-- ACTIVITY --
Could you copy every line in the listing below that has the word "name"?

-- TASK MATERIAL --
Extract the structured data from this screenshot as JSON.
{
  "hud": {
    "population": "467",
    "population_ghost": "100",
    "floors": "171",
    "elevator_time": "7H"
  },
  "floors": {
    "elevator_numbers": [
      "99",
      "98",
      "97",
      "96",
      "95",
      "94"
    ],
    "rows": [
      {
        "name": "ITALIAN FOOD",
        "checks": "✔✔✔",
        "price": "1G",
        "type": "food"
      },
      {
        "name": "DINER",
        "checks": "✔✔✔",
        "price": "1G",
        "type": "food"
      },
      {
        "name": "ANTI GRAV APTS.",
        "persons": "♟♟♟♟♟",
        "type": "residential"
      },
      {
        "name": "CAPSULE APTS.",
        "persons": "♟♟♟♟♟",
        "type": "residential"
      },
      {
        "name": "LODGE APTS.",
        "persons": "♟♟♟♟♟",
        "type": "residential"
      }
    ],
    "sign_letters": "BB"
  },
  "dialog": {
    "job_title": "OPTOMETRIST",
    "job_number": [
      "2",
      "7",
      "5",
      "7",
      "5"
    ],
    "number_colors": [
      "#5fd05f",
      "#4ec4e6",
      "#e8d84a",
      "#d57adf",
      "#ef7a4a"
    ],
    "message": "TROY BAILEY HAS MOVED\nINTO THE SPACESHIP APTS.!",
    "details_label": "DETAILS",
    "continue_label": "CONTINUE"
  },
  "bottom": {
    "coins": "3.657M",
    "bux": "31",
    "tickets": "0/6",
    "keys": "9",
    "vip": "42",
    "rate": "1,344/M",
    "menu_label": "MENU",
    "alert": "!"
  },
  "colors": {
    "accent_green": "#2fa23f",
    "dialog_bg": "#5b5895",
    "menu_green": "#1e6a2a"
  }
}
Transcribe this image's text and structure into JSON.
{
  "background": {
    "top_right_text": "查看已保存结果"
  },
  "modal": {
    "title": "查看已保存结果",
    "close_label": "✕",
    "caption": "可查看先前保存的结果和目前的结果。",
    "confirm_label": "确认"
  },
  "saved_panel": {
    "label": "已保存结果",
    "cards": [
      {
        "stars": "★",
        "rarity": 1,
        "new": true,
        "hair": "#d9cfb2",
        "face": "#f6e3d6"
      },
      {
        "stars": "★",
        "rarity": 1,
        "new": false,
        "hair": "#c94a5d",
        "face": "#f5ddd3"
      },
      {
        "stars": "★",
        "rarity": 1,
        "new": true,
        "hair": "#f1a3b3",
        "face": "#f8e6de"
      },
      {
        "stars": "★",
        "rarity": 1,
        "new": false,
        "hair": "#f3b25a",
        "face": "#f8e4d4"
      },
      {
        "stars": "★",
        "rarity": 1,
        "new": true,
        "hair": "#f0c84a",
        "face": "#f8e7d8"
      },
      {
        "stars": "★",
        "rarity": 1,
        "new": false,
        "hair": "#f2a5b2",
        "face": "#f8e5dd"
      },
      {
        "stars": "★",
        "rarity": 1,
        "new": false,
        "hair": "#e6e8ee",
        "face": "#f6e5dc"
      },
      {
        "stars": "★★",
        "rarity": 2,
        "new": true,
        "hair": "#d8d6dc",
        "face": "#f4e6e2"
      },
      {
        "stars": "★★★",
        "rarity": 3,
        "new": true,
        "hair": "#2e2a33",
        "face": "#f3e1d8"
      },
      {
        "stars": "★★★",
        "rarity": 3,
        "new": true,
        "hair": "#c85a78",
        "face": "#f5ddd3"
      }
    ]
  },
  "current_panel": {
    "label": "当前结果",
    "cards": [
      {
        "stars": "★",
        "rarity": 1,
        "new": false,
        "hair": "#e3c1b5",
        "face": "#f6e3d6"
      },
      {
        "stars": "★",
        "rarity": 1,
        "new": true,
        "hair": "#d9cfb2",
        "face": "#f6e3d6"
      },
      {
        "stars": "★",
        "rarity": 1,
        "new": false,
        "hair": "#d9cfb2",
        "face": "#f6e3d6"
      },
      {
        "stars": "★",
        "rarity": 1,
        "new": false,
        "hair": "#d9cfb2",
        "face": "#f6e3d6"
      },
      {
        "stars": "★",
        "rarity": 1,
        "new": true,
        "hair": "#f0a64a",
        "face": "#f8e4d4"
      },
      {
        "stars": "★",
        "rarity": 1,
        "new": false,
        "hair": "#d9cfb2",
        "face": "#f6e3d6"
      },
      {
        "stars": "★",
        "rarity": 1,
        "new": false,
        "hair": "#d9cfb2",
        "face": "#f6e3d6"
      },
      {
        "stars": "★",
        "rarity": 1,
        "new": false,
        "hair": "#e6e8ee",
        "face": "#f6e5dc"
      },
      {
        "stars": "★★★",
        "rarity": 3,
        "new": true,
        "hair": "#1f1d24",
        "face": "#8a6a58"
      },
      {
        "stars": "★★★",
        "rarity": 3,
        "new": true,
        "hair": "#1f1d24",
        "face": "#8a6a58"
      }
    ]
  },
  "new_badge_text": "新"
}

-- RESPONSE TO THE EXERCISE --
        "name": "ITALIAN FOOD",
        "name": "DINER",
        "name": "ANTI GRAV APTS.",
        "name": "CAPSULE APTS.",
        "name": "LODGE APTS.",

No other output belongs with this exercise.